First State Ballet Theatre took its production of “The Nutcracker” to DelTech in Georgetown last winter to raves, and returns this fall to kick off their statewide season with "Don Quixote."
First State Ballet Theatre took its production of “The Nutcracker” to Delaware Tech in Georgetown last winter to raves. Enthusiastic audience members overwhelmingly said that yes, they would return for a non-“Nutcracker” performance if one were offered.
Ask, and you shall receive.
The FSBT will open its season by premiering “Don Quixote” Saturday at DelTech’s Arts and Sciences Center, Georgetown.
The story follows Don Quixote and Sancho Panza on Quixote’s quest to become a knight errant. Don Quixote arrives at an inn and finds himself smitten by the innkeeper’s daughter, Kitri, who he imagines to be his love Dulcinea. However, the lively and flirtatious Kitri already has two suitors: Basilio, the poor barber, and Gamache, the wealthy nobleman. Her father wants her to be with Gamache, although her heart belongs to Basilio.
“Don Quixote” is one the most famous – and most beautiful – ballets, according to Robert Grenfell, FSBT president and executive director. The mix of familiar classical music, elaborate costumes from Russia, and exciting choreography will make believers of ballet neophytes, he said.
“The choreography is brilliant; it’s exciting, it’s interesting, it’s athletic,” Grenfell said. “It requires great technical skill and great artistry to perform it well.”
One of the most exciting things for Grenfell, who’s dancing the role of the innkeeper, is performing alongside Pasha Kambalov, the company’s artistic director.
“It’s been a while since he’s been on stage so this will be a real treat for people,” he said.
Kambalov plays Gamache opposite Angela Zintchenko as Kitri.
The fiery Kitri is a challenging role that requires superior acting, grace and athleticism, Grenfell said. Zintchenko hopes to bring all of these to the role, as well as attitude.
“You have to have a lot of fire and freedom in the character,” she said.
Zintchenko has been polishing her skills, readying for this with recent leads in “Coppelia” and “Swan Lake.”
“Having done both of those roles has prepared me for this one, because now I can sort of incorporate all the characters,” she said.

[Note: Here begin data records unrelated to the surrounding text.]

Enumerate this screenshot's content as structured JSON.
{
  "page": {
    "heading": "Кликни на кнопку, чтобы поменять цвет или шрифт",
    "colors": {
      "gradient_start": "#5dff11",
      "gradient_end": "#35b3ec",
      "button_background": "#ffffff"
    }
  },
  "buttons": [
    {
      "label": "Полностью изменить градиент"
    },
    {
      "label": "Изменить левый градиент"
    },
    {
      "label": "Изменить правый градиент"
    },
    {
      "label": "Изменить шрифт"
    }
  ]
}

Helping her get into the role has been Leonid Goykhman, who dances the part of her true love Basilio. The two have partnered in multiple productions over the past few years, so they have a shorthand with each other on stage, Goykhman said.
Still, it’s a tough ballet even for skilled dancers.
“The dancing is very difficult and dynamic and I was hungry for that type of challenge,” he said.
Grenfell said the company is facing a challenge as well in trying to find ballet audiences throughout the state. They’re trying to build an audience by blending classics like “Don Quixote” with more contemporary offerings and taking them on the road. This season they’re staging nine productions in five venues across all three counties.
When asked where they’d like to perform, Grenfell said it’s simple:
“Anywhere that there’s a stage that’s big enough and anywhere we think we can get an audience.”